It’s going to come one day. It might seem a long time off, but as long as you remain in good health, one day you’ll find yourself at the age when you will stop working and start taking your pension. If you don’t take action early enough in life, you’ll find it virtually impossible to catch up. When the time comes to retire, you could be left woefully short in the finance department.
The importance of thinking about taking action now
You need to think about taking action now. The first thing to understand in the process of deciding how to save for your retirement is what you are entitled to from the state. Be warned now; your entitlement won’t be enough on its own.
Recognising that the state pension alone is not enough
If you are in full-time employment and you are paying a full national insurance stamp, you will be entitled to the state pension. However, even if you contribute all your working life, on average you will only get something in the region of £160 per week. By the time you’ve taken care of any bills, such as rent, council tax, heating and electricity, telephone bills etc. there is not going to be much left, if anything at all.
How will the workplace pension affect your finances?
The UK government has already recognised the problem and has tried to head-off the massive pension gap the nation already faces (a £318 billion shortfall) by bringing in the workplace pension scheme whereby your employer contributes into your pension pot. If you are in full-time employment you are entitled to this in addition to the state pension. It’s a welcome addition, but it’s still not likely to be enough to afford you a comfortable standard of living in later life.
A rough estimate of what the new workplace pension could be worth at retirement can be found in this article on the money page of the Guardian website. In short it surmises:
- Current aged 25 year-old adult – £91,100
- Current aged 35 year-old adult – £82,800
- Current aged 45 year-old adult – £54,600
Although the figures might (based on information from NEST – National Employment Savings Trust), seem attractive on the surface, you have to bear inflation in mind. Those sums of money will be worth a lot less in real terms a few years from now.
How you can expand your pension pot
The best way many people see of expanding their pension pots is to take out a private pension of some sort or other. Many people use investment vehicles like a Lifetime ISA or a stocks and shares ISA.

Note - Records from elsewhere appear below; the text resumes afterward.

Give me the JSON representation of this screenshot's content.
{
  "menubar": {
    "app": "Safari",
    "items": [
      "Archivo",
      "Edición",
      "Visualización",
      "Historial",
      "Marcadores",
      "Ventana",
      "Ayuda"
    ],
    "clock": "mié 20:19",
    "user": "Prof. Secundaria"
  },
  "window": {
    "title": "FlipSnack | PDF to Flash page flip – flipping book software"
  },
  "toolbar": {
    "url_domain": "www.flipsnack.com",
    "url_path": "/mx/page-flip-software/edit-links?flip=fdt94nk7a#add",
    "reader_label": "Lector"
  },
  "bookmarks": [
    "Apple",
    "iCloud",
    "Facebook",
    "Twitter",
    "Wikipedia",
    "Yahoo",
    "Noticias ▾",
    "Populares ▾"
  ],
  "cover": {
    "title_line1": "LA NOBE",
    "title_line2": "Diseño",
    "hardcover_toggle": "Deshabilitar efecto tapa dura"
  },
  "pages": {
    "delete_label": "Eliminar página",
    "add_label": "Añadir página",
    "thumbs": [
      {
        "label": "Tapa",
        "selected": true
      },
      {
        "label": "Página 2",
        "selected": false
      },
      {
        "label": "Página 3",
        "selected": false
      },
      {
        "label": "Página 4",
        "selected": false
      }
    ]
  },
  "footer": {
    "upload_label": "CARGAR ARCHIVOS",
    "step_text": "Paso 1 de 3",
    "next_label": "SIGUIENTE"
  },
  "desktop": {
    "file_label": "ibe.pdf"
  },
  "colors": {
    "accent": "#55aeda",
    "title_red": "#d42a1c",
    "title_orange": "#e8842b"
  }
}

Pensions per se, offer the best way of saving for your retirement; but they do have a common fault, and it’s a fault that is designed in on purpose. You can’t access the money if you need it, until you’re 55 or older. To be fair, this is to safeguard your retirement lump sum, but in the real world, people are constantly facing financial challenges and need access to their savings. This is where something like a stocks and share ISA comes into its own right.
How to get the best interest rate on your investment
Far too many people put their money into ordinary savings accounts or cash ISAs. In terms of saving towards your retirement, this sort of investment simply doesn’t cut the mustard. The interest rates they offer are far too low; significantly lower than inflation, so you are losing money in real terms.
People make the mistake of going for security. You can only get it (to a degree) by sacrificing lost earnings.
An investment in stocks and shares is a risk. Investments can go down as well as up. However, the risk can be tailored to what finance professionals refer to as your appetite for risk. Short term investments are riskier than long term, it is true. You may have to withdraw funds when the stock market is at a low.
The stock market always recovers. Sometimes it might take a couple of years or so, but it always bounces back and proceeds to grow even higher, which is why if you invest in the long term, you are more likely to avoid this potential pitfall. If your aim is to accrue cash for your retirement, it is indeed likely to be a longer term proposition.
Not only will your investment earn significantly more interest in a stocks and share ISA, but if you have to, you can always access some of your cash when you need it, without penalty. It has to be a serious vehicle for consideration.